Have you ever felt totally frustrated and completely ineffective? I'm sure you have. This feeling can be the result of a number of factors, but most likely it stems from work, and more specifically, a lack of employee empowerment. And chances are that your direct reports have had the same experience at one time or another, as well.

There is almost nothing more exasperating than to be given a job, with full accountability for the completion of that job and for its outcome, but to not be given the authority or power to bring about needed changes or actions.

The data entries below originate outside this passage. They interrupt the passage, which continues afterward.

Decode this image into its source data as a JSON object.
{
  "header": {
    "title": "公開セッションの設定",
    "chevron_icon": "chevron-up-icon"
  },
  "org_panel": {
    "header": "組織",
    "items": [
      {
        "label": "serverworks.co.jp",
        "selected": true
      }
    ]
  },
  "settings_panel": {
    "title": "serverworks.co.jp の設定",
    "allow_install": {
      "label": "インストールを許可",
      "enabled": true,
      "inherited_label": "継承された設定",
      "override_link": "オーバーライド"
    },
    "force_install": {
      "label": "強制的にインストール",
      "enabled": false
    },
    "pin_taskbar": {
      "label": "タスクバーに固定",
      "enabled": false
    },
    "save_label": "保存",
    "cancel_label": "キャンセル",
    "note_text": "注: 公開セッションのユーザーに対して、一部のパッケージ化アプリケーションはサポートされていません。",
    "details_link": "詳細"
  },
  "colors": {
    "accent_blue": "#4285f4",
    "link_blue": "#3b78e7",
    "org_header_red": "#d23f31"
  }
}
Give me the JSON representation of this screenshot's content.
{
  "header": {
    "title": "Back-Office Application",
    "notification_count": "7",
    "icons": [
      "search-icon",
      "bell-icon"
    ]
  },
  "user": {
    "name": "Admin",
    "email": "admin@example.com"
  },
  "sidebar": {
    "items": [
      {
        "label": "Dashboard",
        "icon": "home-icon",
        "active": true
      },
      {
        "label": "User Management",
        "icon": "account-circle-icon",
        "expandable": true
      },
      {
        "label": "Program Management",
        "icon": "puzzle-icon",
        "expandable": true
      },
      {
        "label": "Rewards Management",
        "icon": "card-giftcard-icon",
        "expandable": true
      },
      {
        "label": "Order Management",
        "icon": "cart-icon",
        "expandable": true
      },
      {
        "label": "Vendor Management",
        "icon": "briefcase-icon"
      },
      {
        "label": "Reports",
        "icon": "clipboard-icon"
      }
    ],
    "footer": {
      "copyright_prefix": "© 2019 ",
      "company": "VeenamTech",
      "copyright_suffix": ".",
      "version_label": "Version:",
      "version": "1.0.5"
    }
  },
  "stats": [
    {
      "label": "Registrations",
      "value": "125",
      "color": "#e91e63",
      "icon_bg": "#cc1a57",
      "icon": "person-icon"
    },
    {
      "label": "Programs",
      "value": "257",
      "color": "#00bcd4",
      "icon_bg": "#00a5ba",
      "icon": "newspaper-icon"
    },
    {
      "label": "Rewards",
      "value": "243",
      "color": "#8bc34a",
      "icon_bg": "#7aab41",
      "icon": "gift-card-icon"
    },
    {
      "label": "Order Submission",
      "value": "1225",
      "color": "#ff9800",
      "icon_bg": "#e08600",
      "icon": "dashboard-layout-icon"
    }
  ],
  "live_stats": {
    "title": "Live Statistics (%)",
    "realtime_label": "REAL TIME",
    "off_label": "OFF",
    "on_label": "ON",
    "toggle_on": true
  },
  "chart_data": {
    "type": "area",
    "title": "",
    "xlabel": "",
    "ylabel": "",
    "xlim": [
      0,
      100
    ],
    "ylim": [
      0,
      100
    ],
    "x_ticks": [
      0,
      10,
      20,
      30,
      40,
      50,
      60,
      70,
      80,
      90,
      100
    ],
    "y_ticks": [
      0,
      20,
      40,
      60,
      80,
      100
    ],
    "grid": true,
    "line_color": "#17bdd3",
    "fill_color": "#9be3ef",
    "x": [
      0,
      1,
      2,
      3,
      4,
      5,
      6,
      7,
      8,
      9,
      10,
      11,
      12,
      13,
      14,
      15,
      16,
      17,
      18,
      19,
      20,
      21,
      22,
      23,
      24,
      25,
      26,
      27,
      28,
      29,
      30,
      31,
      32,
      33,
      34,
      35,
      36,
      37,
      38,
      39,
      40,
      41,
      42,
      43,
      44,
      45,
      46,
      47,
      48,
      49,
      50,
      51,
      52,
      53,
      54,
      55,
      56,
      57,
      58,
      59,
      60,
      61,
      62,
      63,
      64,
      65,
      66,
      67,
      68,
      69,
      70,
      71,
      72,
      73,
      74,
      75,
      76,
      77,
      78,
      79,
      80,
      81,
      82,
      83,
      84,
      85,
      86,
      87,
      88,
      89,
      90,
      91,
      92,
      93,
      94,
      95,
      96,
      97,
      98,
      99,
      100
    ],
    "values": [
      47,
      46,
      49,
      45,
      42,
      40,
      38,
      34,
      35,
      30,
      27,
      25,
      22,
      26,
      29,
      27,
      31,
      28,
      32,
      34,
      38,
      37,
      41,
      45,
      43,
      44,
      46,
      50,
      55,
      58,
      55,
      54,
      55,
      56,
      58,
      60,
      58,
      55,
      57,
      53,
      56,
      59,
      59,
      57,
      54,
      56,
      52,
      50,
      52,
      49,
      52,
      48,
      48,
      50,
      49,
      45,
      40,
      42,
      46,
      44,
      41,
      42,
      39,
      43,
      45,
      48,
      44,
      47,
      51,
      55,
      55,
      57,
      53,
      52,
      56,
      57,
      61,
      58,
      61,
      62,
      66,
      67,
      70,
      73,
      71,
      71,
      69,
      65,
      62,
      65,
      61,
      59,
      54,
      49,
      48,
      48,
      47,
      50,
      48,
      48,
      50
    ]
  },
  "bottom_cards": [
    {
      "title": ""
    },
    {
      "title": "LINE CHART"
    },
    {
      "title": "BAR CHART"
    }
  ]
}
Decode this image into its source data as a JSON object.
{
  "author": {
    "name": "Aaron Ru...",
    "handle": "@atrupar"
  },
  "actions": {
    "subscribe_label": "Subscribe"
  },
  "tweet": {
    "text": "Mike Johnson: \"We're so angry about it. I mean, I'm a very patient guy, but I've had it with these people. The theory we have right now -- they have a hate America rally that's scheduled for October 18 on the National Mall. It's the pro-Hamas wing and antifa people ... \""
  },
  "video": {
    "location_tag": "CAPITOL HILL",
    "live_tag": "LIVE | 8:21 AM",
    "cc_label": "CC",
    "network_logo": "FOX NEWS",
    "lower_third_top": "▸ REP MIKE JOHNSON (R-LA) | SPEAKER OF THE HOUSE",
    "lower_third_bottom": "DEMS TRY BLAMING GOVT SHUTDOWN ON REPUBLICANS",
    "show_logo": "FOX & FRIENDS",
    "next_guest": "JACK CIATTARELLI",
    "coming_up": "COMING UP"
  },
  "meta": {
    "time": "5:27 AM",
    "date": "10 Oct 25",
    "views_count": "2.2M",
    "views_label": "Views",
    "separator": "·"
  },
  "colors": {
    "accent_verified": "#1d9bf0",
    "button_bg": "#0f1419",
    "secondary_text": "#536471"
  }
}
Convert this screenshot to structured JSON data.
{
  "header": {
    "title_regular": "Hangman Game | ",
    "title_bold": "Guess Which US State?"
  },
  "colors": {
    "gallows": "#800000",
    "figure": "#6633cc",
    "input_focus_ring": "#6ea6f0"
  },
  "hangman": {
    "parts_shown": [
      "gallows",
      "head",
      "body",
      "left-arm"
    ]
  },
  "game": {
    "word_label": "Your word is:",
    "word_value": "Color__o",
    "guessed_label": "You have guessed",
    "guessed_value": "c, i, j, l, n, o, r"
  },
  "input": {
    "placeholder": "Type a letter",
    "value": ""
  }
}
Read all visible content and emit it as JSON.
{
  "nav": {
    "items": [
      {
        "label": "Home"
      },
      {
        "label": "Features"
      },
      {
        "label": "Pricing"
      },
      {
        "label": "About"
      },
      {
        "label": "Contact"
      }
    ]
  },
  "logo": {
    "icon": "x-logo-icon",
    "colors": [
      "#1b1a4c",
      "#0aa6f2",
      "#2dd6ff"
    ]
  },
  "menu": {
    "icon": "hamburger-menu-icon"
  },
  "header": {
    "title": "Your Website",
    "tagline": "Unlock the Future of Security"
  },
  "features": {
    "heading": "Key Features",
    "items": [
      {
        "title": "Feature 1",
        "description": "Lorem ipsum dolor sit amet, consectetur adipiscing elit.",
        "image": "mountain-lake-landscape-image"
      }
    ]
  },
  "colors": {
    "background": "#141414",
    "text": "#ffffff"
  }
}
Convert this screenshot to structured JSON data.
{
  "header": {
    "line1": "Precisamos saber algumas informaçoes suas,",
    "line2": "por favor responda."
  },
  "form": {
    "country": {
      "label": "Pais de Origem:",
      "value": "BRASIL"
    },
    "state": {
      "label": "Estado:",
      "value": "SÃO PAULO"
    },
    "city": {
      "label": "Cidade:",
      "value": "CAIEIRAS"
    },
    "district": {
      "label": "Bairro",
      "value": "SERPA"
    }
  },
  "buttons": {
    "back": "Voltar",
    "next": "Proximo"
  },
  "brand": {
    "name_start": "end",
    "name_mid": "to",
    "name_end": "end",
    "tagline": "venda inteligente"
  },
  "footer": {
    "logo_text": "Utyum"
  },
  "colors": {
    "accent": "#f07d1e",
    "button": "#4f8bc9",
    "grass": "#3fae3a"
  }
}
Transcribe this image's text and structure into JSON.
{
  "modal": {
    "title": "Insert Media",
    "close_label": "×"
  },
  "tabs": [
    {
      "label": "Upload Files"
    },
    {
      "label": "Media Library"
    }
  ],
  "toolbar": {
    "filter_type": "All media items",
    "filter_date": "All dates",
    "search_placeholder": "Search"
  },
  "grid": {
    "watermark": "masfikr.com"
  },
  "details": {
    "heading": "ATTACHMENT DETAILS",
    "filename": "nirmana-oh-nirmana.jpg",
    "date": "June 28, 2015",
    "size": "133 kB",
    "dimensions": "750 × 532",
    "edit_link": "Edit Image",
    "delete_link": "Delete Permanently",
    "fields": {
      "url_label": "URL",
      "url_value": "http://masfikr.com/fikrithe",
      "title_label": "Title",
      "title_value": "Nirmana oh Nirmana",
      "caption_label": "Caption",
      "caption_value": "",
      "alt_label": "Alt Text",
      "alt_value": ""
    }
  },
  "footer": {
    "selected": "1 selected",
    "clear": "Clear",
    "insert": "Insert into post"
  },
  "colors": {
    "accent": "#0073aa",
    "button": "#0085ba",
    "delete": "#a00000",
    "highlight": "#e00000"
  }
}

Imagine that you are put in charge of a specific area of your company's business. You welcome the challenge and look forward to bringing about some needed improvement in the department. You know that at the end of the day you are going to be held accountable to the owner/manager for your performance and will have the ultimate responsibility for the department's overall operation. You carefully analyze the various factors influencing the performance of the area, and you develop a strategic plan and an action plan.

Then, when you try to implement the changes, you're faced with fellow employees who don't recognize the fact that you're trying to help them and the company. You also don't have the support of management and are not recognized as an authoritative decision maker by those under and above you. The employees continue doing business the way they always have and, not surprisingly, get the same results. After awhile, despite the fact that the department has been under your control, nothing has changed. At your annual performance review you're asked, “Why hasn't the performance of the department improved?” The only thing you can respond with is, “I've tried, but nobody listens.”

Obviously, that's not the answer you want to give or the response your higher-ups want to hear. Hence, you need to help turn the tide, and the only way to do that is to foster an empowered employee culture from the bottom up. After all, it has to start somewhere, so why not at your desk?

Employee empowerment is allowing your employees the latitude to make decisions as they arise, and trusting that those decisions are in the best interest of both the company and its customers. You can make sure employees feel empowered by offering them the necessary training to do their jobs, upholding decisions that they make, and fostering a corporate environment that rewards autonomous thinking and actions. In other words, you cannot give someone the responsibility for a job or task without also giving them the means and authority to bring about needed changes.

In the end, people will always dictate the performance results of a business. Having the wrong person in a job will always produce poor results. Having the right people in place will always produce positive results—if they have the authority to do their jobs correctly. Employees are like customers in many ways, and as a manager you need to serve them by making sure that they can perform their jobs with reliability, responsiveness, assurance, and empathy, which coincidentally are also four strategic elements of customer care. Using this approach, you will be able to command performance rather than battle for change.

Mike Butts is director of installation services for United Building Centers. 507.457.8453. E-mail: [email protected].